━━ Supplied material ━━

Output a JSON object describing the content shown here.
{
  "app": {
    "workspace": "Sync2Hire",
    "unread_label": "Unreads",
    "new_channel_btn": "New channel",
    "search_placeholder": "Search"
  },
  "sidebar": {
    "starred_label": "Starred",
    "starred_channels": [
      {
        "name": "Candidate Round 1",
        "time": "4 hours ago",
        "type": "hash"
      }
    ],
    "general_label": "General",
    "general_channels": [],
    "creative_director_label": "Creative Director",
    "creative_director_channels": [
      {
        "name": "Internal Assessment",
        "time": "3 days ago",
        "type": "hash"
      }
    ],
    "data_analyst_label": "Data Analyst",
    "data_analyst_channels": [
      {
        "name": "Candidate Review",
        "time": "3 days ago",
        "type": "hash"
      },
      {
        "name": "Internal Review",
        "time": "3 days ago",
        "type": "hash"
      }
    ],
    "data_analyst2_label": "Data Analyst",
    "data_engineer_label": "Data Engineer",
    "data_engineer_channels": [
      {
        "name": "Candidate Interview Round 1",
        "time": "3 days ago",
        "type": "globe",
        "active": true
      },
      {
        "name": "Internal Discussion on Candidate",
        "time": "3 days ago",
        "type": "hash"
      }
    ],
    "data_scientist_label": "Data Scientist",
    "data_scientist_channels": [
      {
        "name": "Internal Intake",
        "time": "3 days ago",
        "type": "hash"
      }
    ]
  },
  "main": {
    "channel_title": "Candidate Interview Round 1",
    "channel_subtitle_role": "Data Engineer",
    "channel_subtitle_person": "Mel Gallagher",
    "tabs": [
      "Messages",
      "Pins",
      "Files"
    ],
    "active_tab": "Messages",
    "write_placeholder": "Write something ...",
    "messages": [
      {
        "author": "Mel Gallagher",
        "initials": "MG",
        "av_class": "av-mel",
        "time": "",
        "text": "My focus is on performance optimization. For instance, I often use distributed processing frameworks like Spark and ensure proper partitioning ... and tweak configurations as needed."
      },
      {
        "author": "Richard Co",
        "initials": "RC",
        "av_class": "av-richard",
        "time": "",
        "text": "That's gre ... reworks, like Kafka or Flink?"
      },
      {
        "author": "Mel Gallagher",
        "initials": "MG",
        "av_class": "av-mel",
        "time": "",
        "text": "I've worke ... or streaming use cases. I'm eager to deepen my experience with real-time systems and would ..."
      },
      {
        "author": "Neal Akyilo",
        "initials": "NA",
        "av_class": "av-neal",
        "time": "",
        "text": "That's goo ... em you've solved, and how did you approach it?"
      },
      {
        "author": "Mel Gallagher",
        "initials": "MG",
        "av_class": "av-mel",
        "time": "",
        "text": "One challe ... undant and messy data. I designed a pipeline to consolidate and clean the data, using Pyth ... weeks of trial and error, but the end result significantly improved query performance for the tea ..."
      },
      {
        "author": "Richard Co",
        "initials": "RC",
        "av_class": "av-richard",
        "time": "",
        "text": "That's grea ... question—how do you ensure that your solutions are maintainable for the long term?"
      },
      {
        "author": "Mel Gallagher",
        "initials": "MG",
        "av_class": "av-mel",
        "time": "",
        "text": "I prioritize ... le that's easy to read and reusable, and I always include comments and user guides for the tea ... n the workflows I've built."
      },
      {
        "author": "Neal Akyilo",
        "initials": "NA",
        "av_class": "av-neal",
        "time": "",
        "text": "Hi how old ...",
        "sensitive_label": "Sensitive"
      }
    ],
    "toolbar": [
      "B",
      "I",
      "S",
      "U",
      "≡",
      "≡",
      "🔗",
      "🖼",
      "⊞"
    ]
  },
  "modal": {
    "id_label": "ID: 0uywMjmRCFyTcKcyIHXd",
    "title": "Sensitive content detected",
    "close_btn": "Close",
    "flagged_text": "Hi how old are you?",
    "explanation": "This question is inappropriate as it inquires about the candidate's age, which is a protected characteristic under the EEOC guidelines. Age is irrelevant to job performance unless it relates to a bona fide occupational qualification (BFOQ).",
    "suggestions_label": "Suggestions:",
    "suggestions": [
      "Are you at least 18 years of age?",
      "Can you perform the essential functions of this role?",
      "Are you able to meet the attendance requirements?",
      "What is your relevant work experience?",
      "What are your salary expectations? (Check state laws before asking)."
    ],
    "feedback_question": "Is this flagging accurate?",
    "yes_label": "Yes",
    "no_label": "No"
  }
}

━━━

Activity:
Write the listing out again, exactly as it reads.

Solution to the exercise:
Output a JSON object describing the content shown here.
{
  "app": {
    "workspace": "Sync2Hire",
    "unread_label": "Unreads",
    "new_channel_btn": "New channel",
    "search_placeholder": "Search"
  },
  "sidebar": {
    "starred_label": "Starred",
    "starred_channels": [
      {
        "name": "Candidate Round 1",
        "time": "4 hours ago",
        "type": "hash"
      }
    ],
    "general_label": "General",
    "general_channels": [],
    "creative_director_label": "Creative Director",
    "creative_director_channels": [
      {
        "name": "Internal Assessment",
        "time": "3 days ago",
        "type": "hash"
      }
    ],
    "data_analyst_label": "Data Analyst",
    "data_analyst_channels": [
      {
        "name": "Candidate Review",
        "time": "3 days ago",
        "type": "hash"
      },
      {
        "name": "Internal Review",
        "time": "3 days ago",
        "type": "hash"
      }
    ],
    "data_analyst2_label": "Data Analyst",
    "data_engineer_label": "Data Engineer",
    "data_engineer_channels": [
      {
        "name": "Candidate Interview Round 1",
        "time": "3 days ago",
        "type": "globe",
        "active": true
      },
      {
        "name": "Internal Discussion on Candidate",
        "time": "3 days ago",
        "type": "hash"
      }
    ],
    "data_scientist_label": "Data Scientist",
    "data_scientist_channels": [
      {
        "name": "Internal Intake",
        "time": "3 days ago",
        "type": "hash"
      }
    ]
  },
  "main": {
    "channel_title": "Candidate Interview Round 1",
    "channel_subtitle_role": "Data Engineer",
    "channel_subtitle_person": "Mel Gallagher",
    "tabs": [
      "Messages",
      "Pins",
      "Files"
    ],
    "active_tab": "Messages",
    "write_placeholder": "Write something ...",
    "messages": [
      {
        "author": "Mel Gallagher",
        "initials": "MG",
        "av_class": "av-mel",
        "time": "",
        "text": "My focus is on performance optimization. For instance, I often use distributed processing frameworks like Spark and ensure proper partitioning ... and tweak configurations as needed."
      },
      {
        "author": "Richard Co",
        "initials": "RC",
        "av_class": "av-richard",
        "time": "",
        "text": "That's gre ... reworks, like Kafka or Flink?"
      },
      {
        "author": "Mel Gallagher",
        "initials": "MG",
        "av_class": "av-mel",
        "time": "",
        "text": "I've worke ... or streaming use cases. I'm eager to deepen my experience with real-time systems and would ..."
      },
      {
        "author": "Neal Akyilo",
        "initials": "NA",
        "av_class": "av-neal",
        "time": "",
        "text": "That's goo ... em you've solved, and how did you approach it?"
      },
      {
        "author": "Mel Gallagher",
        "initials": "MG",
        "av_class": "av-mel",
        "time": "",
        "text": "One challe ... undant and messy data. I designed a pipeline to consolidate and clean the data, using Pyth ... weeks of trial and error, but the end result significantly improved query performance for the tea ..."
      },
      {
        "author": "Richard Co",
        "initials": "RC",
        "av_class": "av-richard",
        "time": "",
        "text": "That's grea ... question—how do you ensure that your solutions are maintainable for the long term?"
      },
      {
        "author": "Mel Gallagher",
        "initials": "MG",
        "av_class": "av-mel",
        "time": "",
        "text": "I prioritize ... le that's easy to read and reusable, and I always include comments and user guides for the tea ... n the workflows I've built."
      },
      {
        "author": "Neal Akyilo",
        "initials": "NA",
        "av_class": "av-neal",
        "time": "",
        "text": "Hi how old ...",
        "sensitive_label": "Sensitive"
      }
    ],
    "toolbar": [
      "B",
      "I",
      "S",
      "U",
      "≡",
      "≡",
      "🔗",
      "🖼",
      "⊞"
    ]
  },
  "modal": {
    "id_label": "ID: 0uywMjmRCFyTcKcyIHXd",
    "title": "Sensitive content detected",
    "close_btn": "Close",
    "flagged_text": "Hi how old are you?",
    "explanation": "This question is inappropriate as it inquires about the candidate's age, which is a protected characteristic under the EEOC guidelines. Age is irrelevant to job performance unless it relates to a bona fide occupational qualification (BFOQ).",
    "suggestions_label": "Suggestions:",
    "suggestions": [
      "Are you at least 18 years of age?",
      "Can you perform the essential functions of this role?",
      "Are you able to meet the attendance requirements?",
      "What is your relevant work experience?",
      "What are your salary expectations? (Check state laws before asking)."
    ],
    "feedback_question": "Is this flagging accurate?",
    "yes_label": "Yes",
    "no_label": "No"
  }
}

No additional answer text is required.